Task to carry out: Search the listing below for the word "true", and copy every line in which it turns up.
######
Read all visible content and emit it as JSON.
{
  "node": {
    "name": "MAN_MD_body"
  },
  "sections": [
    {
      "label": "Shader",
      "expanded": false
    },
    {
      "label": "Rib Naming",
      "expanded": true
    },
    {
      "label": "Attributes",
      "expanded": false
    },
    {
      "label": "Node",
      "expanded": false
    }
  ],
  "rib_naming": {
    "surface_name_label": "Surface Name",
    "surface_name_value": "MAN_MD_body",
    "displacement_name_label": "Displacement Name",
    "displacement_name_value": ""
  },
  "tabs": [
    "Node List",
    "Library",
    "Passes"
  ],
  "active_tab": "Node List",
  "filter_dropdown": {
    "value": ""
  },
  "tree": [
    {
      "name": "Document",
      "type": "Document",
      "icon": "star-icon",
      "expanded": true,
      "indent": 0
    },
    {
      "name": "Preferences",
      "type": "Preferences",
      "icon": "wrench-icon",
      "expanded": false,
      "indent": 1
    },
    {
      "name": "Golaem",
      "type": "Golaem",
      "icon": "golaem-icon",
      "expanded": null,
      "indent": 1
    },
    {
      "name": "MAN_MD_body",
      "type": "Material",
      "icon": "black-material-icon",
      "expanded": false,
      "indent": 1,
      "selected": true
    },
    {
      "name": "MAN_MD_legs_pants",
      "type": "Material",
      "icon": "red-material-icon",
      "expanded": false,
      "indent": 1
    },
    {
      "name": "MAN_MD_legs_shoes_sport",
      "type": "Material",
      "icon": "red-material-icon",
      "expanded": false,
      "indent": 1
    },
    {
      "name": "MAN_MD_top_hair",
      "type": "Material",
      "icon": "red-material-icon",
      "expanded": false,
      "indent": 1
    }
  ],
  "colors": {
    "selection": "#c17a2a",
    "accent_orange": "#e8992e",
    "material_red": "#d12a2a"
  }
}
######
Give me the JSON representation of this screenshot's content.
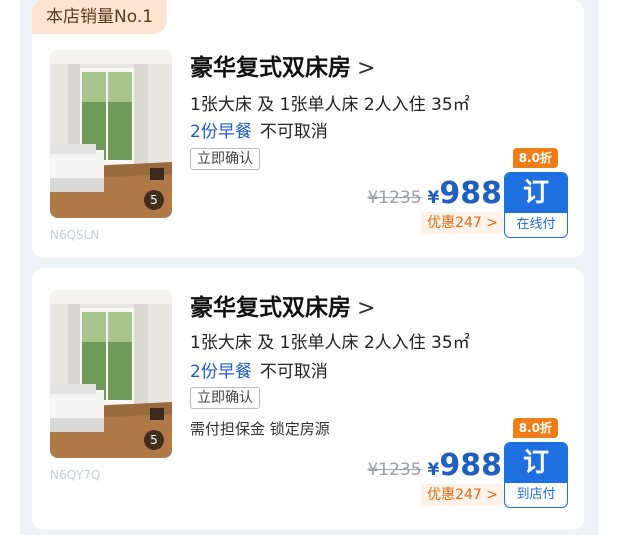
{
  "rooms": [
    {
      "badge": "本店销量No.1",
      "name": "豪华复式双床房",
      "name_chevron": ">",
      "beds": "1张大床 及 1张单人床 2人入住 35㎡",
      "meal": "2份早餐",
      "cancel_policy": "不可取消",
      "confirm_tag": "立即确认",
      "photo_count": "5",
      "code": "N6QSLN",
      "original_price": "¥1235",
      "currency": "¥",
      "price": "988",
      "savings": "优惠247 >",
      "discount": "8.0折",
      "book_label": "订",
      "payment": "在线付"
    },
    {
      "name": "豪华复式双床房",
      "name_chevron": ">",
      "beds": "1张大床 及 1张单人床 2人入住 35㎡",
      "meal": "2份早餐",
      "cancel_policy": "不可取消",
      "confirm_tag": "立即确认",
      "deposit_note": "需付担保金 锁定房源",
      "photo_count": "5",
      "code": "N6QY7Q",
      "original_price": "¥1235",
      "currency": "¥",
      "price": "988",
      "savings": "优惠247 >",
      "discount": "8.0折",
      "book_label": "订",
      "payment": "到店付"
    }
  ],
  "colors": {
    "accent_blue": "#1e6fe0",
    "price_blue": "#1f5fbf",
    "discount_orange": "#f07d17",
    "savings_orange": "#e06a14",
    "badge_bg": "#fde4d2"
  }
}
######
Solution:
      "expanded": true
      "expanded": true,
      "selected": true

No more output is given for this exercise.